7 Ways to Make Relaxation a Part of Your Recovery
Practicing relaxation can mean more than deep breathing. Relaxation can help with strong feelings such as stress, anxiety and even anger. There are many different ways to practice relaxation, and some of these should be practiced daily for the best results. Implementing these daily methods of relaxation allows for your baseline of emotions to be at lower levels. When you might find yourself in a situation where you feel stronger emotions you are more likely to turn to relaxation techniques to calm down.
Self-monitoring or decreasing feelings of strong emotions may be huge in recovery, especially early recovery. Some of the most common emotions that might trigger relapse are stress and anxiety, so let’s explore some ways to help you bring relaxation into your life:
- Deep breathing. One of the most grounding deep breathing exercises is to breathe in through your nose and hold your breath in for a few seconds and then release your breath through your mouth. Repeat this a few times, and you should start to notice and feel the tension leave your body.
- Progressive muscle relaxation. One way to practice muscle relaxation is to start at your toes and work your way up your body tensing each muscle until you reach your face. As you release the tension, you will likely notice areas that are holding the most tension, and maybe repeat the process in more tense areas.
- Journaling. You may not always feel like you can always share your feelings with someone. Try to write it out and it can be anything such as, talking about cravings, worries, successes and even learning moments. Use this technique to avoid leaving your emotions bottled up!
- Listening to calming music. Try to pick music that speaks to you; music that is calming. Maybe you need to listen to it on your drive home from work to come down from the emotions of the day. Maybe you listen while getting ready in the morning as a way to start your day. Whenever you need it most, make sure it is ready to go.
- Create routine. Routines help keep you from either over or under-planning. However, if you over plan, it may result in stress, and under planning may result in burnout or boredom. Be mindful as you plan though, as burnout, stress and boredom are relapse triggers. Routines and structure are also important to help you reach your daily goals.
- Exercise regularly.
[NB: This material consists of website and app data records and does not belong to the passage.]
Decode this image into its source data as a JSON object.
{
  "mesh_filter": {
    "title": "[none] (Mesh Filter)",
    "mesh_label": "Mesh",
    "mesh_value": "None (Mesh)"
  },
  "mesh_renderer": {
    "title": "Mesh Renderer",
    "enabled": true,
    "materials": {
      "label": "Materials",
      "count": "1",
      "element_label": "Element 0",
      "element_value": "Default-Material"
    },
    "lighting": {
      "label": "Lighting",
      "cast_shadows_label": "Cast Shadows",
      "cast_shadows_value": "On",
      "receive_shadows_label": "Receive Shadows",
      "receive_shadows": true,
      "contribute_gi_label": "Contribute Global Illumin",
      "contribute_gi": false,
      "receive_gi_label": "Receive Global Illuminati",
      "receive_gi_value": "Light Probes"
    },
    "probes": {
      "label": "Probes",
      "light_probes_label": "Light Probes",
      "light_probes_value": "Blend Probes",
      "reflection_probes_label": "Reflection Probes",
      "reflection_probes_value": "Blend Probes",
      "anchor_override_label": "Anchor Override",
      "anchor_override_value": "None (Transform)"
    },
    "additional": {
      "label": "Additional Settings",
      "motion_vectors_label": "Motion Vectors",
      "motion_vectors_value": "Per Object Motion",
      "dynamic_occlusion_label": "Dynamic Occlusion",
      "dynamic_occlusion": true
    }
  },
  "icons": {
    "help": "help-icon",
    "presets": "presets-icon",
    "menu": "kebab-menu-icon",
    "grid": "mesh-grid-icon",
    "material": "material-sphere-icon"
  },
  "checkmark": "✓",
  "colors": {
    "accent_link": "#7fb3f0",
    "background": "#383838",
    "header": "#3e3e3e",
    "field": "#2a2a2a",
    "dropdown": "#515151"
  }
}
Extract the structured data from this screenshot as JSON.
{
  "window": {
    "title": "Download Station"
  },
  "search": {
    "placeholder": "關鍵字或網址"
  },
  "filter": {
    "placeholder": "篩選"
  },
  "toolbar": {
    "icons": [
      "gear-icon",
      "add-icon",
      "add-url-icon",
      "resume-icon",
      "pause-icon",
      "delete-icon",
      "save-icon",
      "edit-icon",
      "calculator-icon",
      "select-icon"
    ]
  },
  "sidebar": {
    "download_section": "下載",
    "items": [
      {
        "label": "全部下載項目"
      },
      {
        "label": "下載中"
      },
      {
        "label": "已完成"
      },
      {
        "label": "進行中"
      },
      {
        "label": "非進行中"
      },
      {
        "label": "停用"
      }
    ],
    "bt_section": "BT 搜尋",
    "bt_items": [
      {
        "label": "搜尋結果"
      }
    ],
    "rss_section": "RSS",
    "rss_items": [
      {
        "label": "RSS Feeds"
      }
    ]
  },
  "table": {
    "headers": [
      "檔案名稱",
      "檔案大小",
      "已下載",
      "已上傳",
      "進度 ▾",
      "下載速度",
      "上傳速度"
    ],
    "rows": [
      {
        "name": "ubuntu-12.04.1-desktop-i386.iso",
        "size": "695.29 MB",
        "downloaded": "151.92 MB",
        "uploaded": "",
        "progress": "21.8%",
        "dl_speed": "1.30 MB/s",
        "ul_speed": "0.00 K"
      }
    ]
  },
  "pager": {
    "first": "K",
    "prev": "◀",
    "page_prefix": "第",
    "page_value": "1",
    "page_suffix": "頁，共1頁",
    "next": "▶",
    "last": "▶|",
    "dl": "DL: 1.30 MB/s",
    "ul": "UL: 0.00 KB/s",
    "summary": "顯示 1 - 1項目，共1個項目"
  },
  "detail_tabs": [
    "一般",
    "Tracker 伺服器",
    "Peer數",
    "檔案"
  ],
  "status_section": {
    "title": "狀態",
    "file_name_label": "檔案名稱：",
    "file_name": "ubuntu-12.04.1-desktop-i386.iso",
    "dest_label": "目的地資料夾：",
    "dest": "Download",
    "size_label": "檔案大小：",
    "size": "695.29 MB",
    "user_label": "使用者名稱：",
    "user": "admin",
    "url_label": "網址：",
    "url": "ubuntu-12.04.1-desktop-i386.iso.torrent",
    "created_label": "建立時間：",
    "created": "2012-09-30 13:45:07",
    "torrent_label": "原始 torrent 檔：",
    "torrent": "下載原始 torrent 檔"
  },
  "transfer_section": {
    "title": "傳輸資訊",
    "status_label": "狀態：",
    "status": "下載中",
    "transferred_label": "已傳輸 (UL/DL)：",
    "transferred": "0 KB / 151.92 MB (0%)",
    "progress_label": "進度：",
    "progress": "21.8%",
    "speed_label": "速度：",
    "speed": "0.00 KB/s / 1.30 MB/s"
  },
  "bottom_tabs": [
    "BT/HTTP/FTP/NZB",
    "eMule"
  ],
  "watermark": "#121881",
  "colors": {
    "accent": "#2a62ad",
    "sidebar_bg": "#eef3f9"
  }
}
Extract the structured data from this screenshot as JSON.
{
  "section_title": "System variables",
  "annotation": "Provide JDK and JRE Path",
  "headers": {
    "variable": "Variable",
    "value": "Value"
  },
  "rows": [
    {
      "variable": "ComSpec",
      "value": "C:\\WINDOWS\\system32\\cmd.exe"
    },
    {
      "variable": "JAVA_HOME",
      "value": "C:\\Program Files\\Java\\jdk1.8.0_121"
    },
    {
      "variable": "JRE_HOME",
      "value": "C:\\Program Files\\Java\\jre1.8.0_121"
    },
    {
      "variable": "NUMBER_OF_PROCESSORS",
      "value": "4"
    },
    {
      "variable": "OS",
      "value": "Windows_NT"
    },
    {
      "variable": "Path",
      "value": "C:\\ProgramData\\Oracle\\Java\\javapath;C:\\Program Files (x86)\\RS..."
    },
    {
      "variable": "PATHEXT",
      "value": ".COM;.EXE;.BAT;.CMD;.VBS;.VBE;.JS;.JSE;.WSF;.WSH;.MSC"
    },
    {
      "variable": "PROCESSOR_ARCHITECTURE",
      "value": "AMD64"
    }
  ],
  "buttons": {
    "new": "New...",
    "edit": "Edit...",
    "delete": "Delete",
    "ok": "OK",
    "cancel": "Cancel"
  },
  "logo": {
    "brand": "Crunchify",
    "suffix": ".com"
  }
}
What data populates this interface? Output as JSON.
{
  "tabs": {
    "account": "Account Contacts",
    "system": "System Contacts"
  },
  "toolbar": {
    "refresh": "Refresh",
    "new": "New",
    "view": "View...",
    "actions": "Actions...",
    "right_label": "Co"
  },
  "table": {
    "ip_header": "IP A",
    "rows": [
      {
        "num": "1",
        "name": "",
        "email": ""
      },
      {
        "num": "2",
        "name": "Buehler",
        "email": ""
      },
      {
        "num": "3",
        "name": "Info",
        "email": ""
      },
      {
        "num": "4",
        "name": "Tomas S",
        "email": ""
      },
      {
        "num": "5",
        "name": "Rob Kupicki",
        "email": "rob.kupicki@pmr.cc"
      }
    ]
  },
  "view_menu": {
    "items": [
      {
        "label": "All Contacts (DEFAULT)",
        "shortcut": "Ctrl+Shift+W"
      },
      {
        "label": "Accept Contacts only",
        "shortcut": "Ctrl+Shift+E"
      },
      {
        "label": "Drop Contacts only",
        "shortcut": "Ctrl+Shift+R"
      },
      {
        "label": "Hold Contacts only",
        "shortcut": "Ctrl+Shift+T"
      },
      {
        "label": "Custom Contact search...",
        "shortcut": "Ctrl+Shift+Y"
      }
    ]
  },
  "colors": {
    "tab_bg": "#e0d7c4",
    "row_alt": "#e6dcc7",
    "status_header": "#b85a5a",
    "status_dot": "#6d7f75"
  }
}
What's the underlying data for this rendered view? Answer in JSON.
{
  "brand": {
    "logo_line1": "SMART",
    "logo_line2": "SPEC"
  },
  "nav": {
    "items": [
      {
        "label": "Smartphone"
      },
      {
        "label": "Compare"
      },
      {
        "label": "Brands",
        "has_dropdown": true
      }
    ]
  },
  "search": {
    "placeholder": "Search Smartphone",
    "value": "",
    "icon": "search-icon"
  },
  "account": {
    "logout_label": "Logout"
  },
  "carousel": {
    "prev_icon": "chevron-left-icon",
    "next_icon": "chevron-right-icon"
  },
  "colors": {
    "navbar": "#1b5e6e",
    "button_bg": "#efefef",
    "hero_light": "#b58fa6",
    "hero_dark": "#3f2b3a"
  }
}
Exercise releases endorphins—and may be able to help decrease symptoms of stress and anxiety. If it gets challenging, try to invite a family member or friend with you. Find an excuse to include your animals or children in physical activity—have a dance party, go to the park or do anything that can make it seem fun!
- Laugh – Watch a T.V. show that makes you laugh. Spend time with friends and loved ones who make you laugh. Maybe for you, a good book can make you laugh. Whatever it is, find something to do every day that makes you laugh.
These are just a few of the ways you can practice relaxation. Remember building healthy habits takes time. Continue to practice these things until they become part of your everyday life.